For the records below, tally the lines that contain "customer" and give only that number.

[[ Records supplied open ]]

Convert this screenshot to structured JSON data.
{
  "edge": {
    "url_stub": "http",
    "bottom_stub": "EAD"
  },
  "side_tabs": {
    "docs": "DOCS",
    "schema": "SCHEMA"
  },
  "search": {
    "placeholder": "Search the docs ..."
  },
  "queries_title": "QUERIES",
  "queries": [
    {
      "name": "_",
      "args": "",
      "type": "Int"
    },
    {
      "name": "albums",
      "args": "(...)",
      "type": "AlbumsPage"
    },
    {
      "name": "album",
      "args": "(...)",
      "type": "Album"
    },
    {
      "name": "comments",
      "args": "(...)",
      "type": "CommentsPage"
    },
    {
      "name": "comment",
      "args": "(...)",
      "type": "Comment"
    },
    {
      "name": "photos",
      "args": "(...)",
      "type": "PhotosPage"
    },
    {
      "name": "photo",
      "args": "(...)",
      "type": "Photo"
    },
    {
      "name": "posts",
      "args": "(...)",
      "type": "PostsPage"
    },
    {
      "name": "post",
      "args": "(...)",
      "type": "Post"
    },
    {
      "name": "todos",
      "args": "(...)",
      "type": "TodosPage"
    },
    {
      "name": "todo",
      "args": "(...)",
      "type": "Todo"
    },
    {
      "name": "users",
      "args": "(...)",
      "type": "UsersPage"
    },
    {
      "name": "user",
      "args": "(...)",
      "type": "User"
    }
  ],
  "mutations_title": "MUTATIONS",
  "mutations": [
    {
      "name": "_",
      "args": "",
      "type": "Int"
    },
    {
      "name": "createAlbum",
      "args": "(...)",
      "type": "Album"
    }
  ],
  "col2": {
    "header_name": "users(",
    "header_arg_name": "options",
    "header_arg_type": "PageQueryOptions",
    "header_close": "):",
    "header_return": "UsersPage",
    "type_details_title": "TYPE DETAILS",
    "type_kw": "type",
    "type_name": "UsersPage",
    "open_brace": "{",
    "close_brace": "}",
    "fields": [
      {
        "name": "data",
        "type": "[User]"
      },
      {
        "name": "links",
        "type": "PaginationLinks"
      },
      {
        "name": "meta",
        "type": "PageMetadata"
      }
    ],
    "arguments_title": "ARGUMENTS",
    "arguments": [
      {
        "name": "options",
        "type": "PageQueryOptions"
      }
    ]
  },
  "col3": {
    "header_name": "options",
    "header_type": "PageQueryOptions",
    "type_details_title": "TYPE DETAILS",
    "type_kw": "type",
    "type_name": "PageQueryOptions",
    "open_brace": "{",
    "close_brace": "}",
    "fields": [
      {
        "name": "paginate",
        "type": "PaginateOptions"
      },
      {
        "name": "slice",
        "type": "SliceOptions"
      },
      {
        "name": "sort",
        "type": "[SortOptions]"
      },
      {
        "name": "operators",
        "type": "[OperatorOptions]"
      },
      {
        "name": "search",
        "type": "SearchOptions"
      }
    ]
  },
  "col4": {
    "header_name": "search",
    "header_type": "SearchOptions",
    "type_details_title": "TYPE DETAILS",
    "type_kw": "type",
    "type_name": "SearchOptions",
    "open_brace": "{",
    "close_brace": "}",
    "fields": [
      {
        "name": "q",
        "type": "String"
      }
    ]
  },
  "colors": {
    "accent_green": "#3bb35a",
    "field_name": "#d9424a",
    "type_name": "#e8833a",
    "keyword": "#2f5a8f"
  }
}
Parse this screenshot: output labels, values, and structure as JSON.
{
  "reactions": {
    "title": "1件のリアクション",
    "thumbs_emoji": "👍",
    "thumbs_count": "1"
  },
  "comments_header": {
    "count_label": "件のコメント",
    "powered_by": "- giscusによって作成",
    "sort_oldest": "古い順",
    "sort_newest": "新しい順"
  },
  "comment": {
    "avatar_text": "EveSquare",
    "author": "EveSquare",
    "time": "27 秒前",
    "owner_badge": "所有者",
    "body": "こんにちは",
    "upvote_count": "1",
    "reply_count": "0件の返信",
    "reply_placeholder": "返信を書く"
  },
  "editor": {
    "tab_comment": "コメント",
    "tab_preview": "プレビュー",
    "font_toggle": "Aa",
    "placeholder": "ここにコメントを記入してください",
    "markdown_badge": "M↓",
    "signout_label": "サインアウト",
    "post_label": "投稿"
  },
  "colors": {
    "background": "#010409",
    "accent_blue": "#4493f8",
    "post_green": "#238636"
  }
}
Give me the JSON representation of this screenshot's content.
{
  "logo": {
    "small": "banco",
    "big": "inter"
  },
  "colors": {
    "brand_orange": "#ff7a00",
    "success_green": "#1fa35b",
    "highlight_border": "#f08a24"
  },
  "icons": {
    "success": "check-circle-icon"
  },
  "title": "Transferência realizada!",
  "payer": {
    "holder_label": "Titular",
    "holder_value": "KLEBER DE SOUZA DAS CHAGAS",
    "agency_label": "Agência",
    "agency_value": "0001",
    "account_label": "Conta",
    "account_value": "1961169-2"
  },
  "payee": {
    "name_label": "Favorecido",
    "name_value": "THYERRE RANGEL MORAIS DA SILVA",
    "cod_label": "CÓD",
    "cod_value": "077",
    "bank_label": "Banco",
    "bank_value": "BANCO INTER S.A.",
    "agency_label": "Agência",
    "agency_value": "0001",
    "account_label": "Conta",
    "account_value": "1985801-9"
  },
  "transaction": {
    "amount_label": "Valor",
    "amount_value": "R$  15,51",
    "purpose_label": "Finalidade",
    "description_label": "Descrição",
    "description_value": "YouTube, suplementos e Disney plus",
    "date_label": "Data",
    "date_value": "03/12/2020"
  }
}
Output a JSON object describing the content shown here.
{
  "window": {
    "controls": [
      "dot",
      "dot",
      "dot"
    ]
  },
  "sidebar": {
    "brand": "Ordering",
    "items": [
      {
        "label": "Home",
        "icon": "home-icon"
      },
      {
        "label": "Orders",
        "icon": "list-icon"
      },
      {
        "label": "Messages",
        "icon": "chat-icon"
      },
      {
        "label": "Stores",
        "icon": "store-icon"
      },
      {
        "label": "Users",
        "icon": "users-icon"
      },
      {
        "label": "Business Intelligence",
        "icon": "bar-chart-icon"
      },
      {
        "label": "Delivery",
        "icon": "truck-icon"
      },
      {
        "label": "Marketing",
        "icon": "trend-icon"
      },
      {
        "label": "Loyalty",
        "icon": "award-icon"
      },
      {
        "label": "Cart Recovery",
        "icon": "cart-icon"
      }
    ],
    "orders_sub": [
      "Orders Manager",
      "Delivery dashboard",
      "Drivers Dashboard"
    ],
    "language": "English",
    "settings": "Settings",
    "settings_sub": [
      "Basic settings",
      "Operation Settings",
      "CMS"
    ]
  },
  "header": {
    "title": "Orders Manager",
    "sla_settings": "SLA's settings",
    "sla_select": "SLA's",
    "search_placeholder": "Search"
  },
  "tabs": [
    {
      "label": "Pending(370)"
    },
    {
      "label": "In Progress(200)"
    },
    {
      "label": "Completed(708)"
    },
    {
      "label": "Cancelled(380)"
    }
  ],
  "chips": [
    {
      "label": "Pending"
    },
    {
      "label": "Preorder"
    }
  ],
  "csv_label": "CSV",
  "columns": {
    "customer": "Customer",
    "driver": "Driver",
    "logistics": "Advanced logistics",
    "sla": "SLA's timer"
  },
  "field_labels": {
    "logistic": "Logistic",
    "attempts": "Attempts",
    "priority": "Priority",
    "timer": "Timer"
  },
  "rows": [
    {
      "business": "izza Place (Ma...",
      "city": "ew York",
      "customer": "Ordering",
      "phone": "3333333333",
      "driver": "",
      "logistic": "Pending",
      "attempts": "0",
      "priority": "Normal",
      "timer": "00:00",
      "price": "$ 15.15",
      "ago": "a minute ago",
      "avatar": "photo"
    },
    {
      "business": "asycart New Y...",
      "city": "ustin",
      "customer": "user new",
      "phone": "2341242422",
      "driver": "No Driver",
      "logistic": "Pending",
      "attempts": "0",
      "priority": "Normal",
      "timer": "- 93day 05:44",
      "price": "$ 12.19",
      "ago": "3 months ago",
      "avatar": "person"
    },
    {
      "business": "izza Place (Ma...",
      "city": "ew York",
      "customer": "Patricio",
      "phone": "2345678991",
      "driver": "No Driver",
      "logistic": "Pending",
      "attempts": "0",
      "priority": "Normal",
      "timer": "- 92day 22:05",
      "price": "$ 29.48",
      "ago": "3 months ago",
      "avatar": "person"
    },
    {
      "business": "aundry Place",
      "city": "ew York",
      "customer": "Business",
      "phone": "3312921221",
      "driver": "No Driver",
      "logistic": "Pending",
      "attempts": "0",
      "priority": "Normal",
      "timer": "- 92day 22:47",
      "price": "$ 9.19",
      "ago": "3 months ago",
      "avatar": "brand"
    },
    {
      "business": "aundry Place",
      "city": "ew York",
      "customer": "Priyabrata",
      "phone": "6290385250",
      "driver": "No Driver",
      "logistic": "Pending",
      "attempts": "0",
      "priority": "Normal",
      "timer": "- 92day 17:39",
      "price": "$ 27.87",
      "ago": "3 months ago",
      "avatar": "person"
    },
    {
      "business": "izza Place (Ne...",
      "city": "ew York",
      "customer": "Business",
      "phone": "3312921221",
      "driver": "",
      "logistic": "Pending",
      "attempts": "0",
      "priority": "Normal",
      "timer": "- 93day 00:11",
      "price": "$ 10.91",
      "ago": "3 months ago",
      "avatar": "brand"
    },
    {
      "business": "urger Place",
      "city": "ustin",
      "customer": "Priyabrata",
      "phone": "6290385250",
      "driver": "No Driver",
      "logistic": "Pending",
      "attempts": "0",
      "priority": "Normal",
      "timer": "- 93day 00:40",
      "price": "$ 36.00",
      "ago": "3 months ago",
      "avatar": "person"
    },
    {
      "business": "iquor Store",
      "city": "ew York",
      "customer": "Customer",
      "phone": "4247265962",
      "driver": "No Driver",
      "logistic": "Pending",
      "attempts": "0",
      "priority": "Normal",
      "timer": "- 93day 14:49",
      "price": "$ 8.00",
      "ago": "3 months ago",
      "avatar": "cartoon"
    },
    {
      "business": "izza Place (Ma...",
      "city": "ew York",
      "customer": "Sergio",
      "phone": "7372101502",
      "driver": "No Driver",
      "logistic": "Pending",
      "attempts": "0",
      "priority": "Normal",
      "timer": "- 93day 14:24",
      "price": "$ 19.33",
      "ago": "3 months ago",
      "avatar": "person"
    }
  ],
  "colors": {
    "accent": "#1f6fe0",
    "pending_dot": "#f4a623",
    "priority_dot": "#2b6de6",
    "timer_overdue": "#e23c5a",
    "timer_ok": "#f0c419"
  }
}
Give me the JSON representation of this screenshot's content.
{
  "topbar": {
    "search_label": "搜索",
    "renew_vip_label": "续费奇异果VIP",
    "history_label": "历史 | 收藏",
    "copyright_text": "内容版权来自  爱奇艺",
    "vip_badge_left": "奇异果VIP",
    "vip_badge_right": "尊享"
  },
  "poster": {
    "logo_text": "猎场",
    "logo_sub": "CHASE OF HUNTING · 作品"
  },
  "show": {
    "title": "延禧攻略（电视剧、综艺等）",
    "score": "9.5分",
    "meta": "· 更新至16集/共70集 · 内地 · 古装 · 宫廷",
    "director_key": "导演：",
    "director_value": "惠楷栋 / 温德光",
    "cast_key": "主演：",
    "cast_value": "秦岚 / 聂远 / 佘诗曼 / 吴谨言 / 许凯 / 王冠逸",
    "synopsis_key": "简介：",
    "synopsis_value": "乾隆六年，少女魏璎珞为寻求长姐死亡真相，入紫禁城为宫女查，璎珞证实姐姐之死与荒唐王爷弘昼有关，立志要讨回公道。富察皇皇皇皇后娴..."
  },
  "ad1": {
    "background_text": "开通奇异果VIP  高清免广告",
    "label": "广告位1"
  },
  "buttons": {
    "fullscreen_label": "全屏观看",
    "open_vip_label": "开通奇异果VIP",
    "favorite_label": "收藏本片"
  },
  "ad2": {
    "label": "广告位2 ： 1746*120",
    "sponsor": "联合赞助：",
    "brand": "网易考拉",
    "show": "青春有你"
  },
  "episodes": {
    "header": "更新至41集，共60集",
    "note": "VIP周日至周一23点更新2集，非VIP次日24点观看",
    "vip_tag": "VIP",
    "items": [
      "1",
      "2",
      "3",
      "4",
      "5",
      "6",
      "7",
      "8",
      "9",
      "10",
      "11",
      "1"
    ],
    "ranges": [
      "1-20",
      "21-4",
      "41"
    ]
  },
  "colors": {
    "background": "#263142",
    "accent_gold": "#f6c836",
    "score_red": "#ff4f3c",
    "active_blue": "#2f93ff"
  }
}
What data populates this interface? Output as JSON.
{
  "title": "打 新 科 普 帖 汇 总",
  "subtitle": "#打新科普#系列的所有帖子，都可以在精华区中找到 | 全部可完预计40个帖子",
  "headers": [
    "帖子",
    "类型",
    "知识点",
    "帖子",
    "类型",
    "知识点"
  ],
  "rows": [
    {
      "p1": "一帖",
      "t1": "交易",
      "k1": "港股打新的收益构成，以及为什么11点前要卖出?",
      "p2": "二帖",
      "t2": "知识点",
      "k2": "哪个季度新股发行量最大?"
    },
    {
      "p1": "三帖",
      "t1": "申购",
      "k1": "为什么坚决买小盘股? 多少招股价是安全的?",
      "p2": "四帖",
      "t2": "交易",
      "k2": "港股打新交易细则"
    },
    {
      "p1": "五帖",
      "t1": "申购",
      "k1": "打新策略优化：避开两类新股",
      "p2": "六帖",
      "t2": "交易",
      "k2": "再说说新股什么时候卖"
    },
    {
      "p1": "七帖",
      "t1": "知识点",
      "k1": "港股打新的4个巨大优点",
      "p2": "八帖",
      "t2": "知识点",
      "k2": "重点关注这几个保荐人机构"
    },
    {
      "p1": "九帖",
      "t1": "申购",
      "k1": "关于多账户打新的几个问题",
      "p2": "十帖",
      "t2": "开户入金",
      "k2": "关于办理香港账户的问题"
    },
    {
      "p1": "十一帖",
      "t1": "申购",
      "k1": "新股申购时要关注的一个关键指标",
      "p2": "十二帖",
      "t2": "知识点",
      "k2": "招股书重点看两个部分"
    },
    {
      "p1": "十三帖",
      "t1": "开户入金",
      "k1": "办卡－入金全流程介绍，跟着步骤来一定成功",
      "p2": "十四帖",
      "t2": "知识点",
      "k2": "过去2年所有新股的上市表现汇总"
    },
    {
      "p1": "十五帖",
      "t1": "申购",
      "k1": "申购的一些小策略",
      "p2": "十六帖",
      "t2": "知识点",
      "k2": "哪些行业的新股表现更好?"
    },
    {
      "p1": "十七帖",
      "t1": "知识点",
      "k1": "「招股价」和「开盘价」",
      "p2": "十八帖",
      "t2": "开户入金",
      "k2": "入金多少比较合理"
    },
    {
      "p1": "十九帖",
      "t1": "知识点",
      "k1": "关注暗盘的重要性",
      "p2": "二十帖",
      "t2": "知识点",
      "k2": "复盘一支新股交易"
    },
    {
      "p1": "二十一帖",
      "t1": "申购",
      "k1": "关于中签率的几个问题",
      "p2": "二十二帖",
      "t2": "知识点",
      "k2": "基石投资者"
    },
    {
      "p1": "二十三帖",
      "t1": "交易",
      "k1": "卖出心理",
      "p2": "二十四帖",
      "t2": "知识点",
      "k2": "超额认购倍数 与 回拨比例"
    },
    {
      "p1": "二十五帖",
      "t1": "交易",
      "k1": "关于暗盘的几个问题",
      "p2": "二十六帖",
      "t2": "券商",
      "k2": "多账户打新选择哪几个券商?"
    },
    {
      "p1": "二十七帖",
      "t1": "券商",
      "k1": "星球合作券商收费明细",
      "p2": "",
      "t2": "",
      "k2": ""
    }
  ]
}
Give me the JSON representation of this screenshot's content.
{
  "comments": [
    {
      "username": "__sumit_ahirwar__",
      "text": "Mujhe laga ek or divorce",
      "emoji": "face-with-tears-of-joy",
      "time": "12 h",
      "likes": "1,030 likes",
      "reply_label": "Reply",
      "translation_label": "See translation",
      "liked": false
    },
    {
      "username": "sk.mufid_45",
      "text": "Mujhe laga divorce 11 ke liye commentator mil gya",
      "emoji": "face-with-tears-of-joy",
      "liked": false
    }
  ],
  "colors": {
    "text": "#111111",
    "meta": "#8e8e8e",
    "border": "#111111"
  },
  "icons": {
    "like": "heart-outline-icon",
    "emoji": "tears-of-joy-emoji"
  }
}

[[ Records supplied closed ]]

• [Response]:
10